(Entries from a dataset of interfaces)
==*==

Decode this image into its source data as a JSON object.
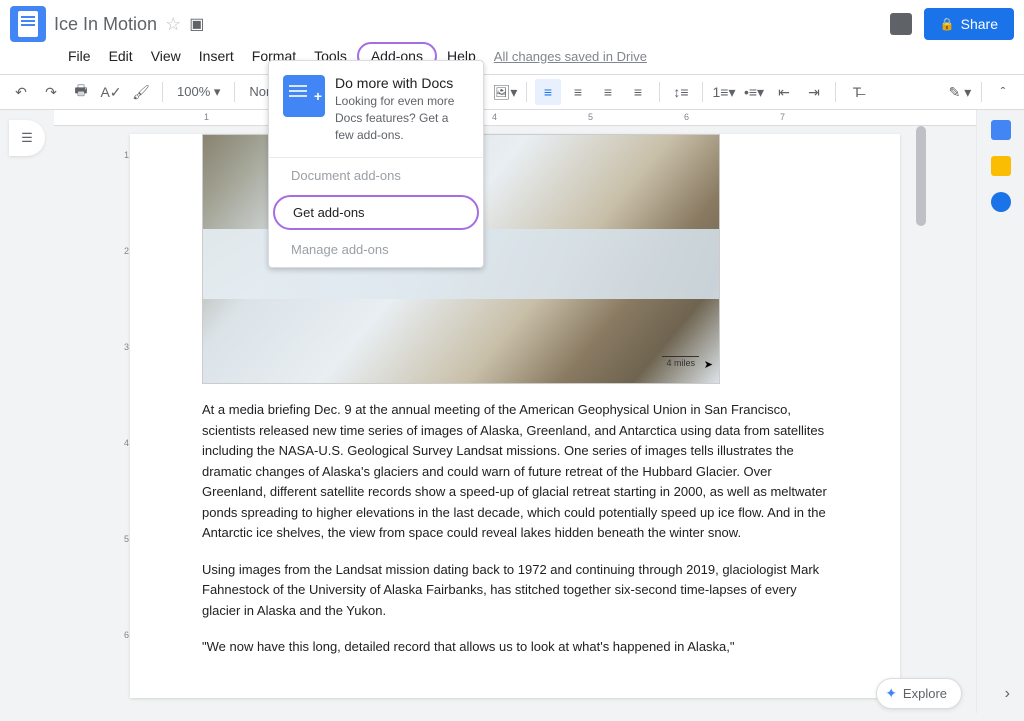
{
  "header": {
    "document_title": "Ice In Motion",
    "saved_status": "All changes saved in Drive",
    "share_label": "Share"
  },
  "menu": {
    "items": [
      "File",
      "Edit",
      "View",
      "Insert",
      "Format",
      "Tools",
      "Add-ons",
      "Help"
    ],
    "active_index": 6
  },
  "toolbar": {
    "zoom": "100%",
    "styles": "Normal text"
  },
  "dropdown": {
    "hero_title": "Do more with Docs",
    "hero_sub": "Looking for even more Docs features? Get a few add-ons.",
    "items": [
      {
        "label": "Document add-ons",
        "disabled": true
      },
      {
        "label": "Get add-ons",
        "highlighted": true
      },
      {
        "label": "Manage add-ons",
        "disabled": true
      }
    ]
  },
  "document": {
    "image_scale_label": "4 miles",
    "para1": "At a media briefing Dec. 9 at the annual meeting of the American Geophysical Union in San Francisco, scientists released new time series of images of Alaska, Greenland, and Antarctica using data from satellites including the NASA-U.S. Geological Survey Landsat missions. One series of images tells illustrates the dramatic changes of Alaska's glaciers and could warn of future retreat of the Hubbard Glacier. Over Greenland, different satellite records show a speed-up of glacial retreat starting in 2000, as well as meltwater ponds spreading to higher elevations in the last decade, which could potentially speed up ice flow. And in the Antarctic ice shelves, the view from space could reveal lakes hidden beneath the winter snow.",
    "para2": "Using images from the Landsat mission dating back to 1972 and continuing through 2019, glaciologist Mark Fahnestock of the University of Alaska Fairbanks, has stitched together six-second time-lapses of every glacier in Alaska and the Yukon.",
    "para3": "\"We now have this long, detailed record that allows us to look at what's happened in Alaska,\""
  },
  "explore_label": "Explore",
  "ruler_numbers": [
    1,
    2,
    3,
    4,
    5,
    6,
    7
  ]
}
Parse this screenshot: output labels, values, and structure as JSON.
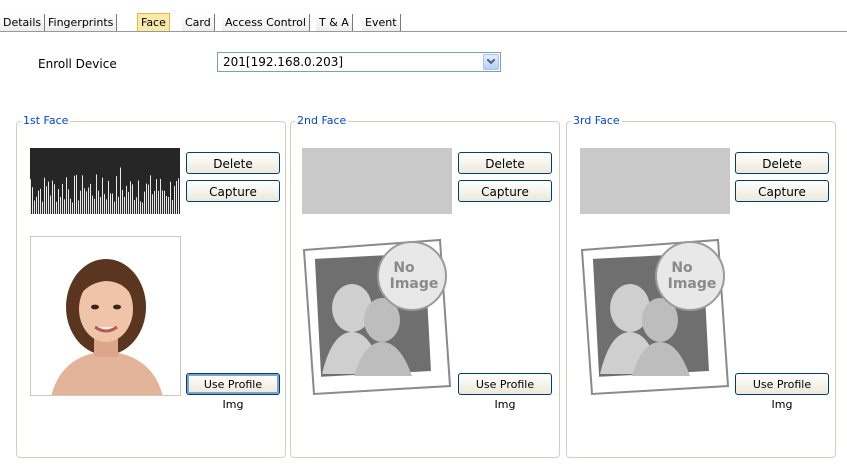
{
  "tabs": [
    {
      "label": "Details"
    },
    {
      "label": "Fingerprints"
    },
    {
      "label": "Face",
      "active": true
    },
    {
      "label": "Card"
    },
    {
      "label": "Access Control"
    },
    {
      "label": "T & A"
    },
    {
      "label": "Event"
    }
  ],
  "enroll": {
    "label": "Enroll Device",
    "selected": "201[192.168.0.203]"
  },
  "faces": [
    {
      "legend": "1st Face",
      "delete_label": "Delete",
      "capture_label": "Capture",
      "use_profile_label": "Use Profile Img",
      "has_template": true,
      "has_photo": true
    },
    {
      "legend": "2nd Face",
      "delete_label": "Delete",
      "capture_label": "Capture",
      "use_profile_label": "Use Profile Img",
      "has_template": false,
      "has_photo": false
    },
    {
      "legend": "3rd Face",
      "delete_label": "Delete",
      "capture_label": "Capture",
      "use_profile_label": "Use Profile Img",
      "has_template": false,
      "has_photo": false
    }
  ],
  "no_image_text": [
    "No",
    "Image"
  ],
  "colors": {
    "legend": "#0046d5",
    "active_tab": "#fbe9a9",
    "button_border": "#003c74"
  }
}
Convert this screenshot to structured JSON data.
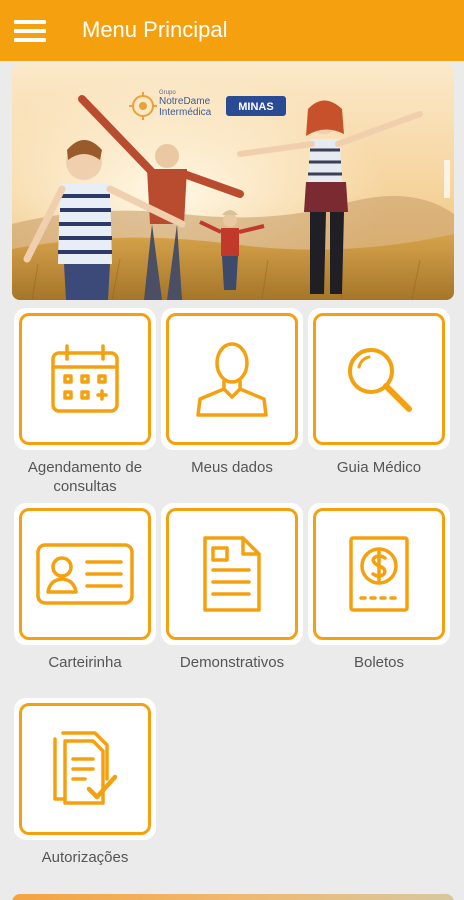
{
  "header": {
    "title": "Menu Principal"
  },
  "banner": {
    "brand_small": "Grupo",
    "brand_line1": "NotreDame",
    "brand_line2": "Intermédica",
    "region": "MINAS"
  },
  "tiles": [
    {
      "label": "Agendamento de consultas",
      "icon": "calendar-icon"
    },
    {
      "label": "Meus dados",
      "icon": "user-icon"
    },
    {
      "label": "Guia Médico",
      "icon": "search-icon"
    },
    {
      "label": "Carteirinha",
      "icon": "id-card-icon"
    },
    {
      "label": "Demonstrativos",
      "icon": "document-icon"
    },
    {
      "label": "Boletos",
      "icon": "invoice-icon"
    },
    {
      "label": "Autorizações",
      "icon": "authorization-icon"
    }
  ],
  "colors": {
    "accent": "#f5a00f",
    "background": "#ebebeb",
    "label": "#555555"
  }
}
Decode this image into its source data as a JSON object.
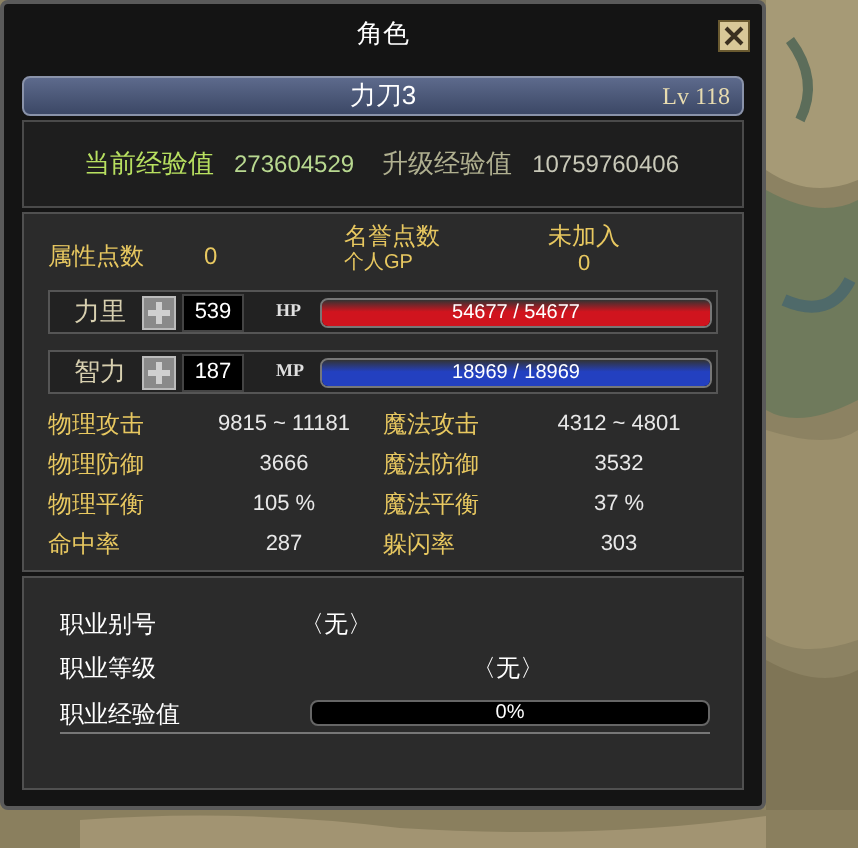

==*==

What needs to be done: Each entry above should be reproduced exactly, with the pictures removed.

Result for this task:
Decode this image into its source data as a JSON object.
{
  "header": {
    "document_title": "Ice In Motion",
    "saved_status": "All changes saved in Drive",
    "share_label": "Share"
  },
  "menu": {
    "items": [
      "File",
      "Edit",
      "View",
      "Insert",
      "Format",
      "Tools",
      "Add-ons",
      "Help"
    ],
    "active_index": 6
  },
  "toolbar": {
    "zoom": "100%",
    "styles": "Normal text"
  },
  "dropdown": {
    "hero_title": "Do more with Docs",
    "hero_sub": "Looking for even more Docs features? Get a few add-ons.",
    "items": [
      {
        "label": "Document add-ons",
        "disabled": true
      },
      {
        "label": "Get add-ons",
        "highlighted": true
      },
      {
        "label": "Manage add-ons",
        "disabled": true
      }
    ]
  },
  "document": {
    "image_scale_label": "4 miles",
    "para1": "At a media briefing Dec. 9 at the annual meeting of the American Geophysical Union in San Francisco, scientists released new time series of images of Alaska, Greenland, and Antarctica using data from satellites including the NASA-U.S. Geological Survey Landsat missions. One series of images tells illustrates the dramatic changes of Alaska's glaciers and could warn of future retreat of the Hubbard Glacier. Over Greenland, different satellite records show a speed-up of glacial retreat starting in 2000, as well as meltwater ponds spreading to higher elevations in the last decade, which could potentially speed up ice flow. And in the Antarctic ice shelves, the view from space could reveal lakes hidden beneath the winter snow.",
    "para2": "Using images from the Landsat mission dating back to 1972 and continuing through 2019, glaciologist Mark Fahnestock of the University of Alaska Fairbanks, has stitched together six-second time-lapses of every glacier in Alaska and the Yukon.",
    "para3": "\"We now have this long, detailed record that allows us to look at what's happened in Alaska,\""
  },
  "explore_label": "Explore",
  "ruler_numbers": [
    1,
    2,
    3,
    4,
    5,
    6,
    7
  ]
}
Parse this screenshot: output labels, values, and structure as JSON.
{
  "tabs": [
    {
      "label": "Details"
    },
    {
      "label": "Fingerprints"
    },
    {
      "label": "Face",
      "active": true
    },
    {
      "label": "Card"
    },
    {
      "label": "Access Control"
    },
    {
      "label": "T & A"
    },
    {
      "label": "Event"
    }
  ],
  "enroll": {
    "label": "Enroll Device",
    "selected": "201[192.168.0.203]"
  },
  "faces": [
    {
      "legend": "1st Face",
      "delete_label": "Delete",
      "capture_label": "Capture",
      "use_profile_label": "Use Profile Img",
      "has_template": true,
      "has_photo": true
    },
    {
      "legend": "2nd Face",
      "delete_label": "Delete",
      "capture_label": "Capture",
      "use_profile_label": "Use Profile Img",
      "has_template": false,
      "has_photo": false
    },
    {
      "legend": "3rd Face",
      "delete_label": "Delete",
      "capture_label": "Capture",
      "use_profile_label": "Use Profile Img",
      "has_template": false,
      "has_photo": false
    }
  ],
  "no_image_text": [
    "No",
    "Image"
  ],
  "colors": {
    "legend": "#0046d5",
    "active_tab": "#fbe9a9",
    "button_border": "#003c74"
  }
}
Convert this screenshot to structured JSON data.
{
  "header": {
    "title": "Menu Principal"
  },
  "banner": {
    "brand_small": "Grupo",
    "brand_line1": "NotreDame",
    "brand_line2": "Intermédica",
    "region": "MINAS"
  },
  "tiles": [
    {
      "label": "Agendamento de consultas",
      "icon": "calendar-icon"
    },
    {
      "label": "Meus dados",
      "icon": "user-icon"
    },
    {
      "label": "Guia Médico",
      "icon": "search-icon"
    },
    {
      "label": "Carteirinha",
      "icon": "id-card-icon"
    },
    {
      "label": "Demonstrativos",
      "icon": "document-icon"
    },
    {
      "label": "Boletos",
      "icon": "invoice-icon"
    },
    {
      "label": "Autorizações",
      "icon": "authorization-icon"
    }
  ],
  "colors": {
    "accent": "#f5a00f",
    "background": "#ebebeb",
    "label": "#555555"
  }
}
Decode this image into its source data as a JSON object.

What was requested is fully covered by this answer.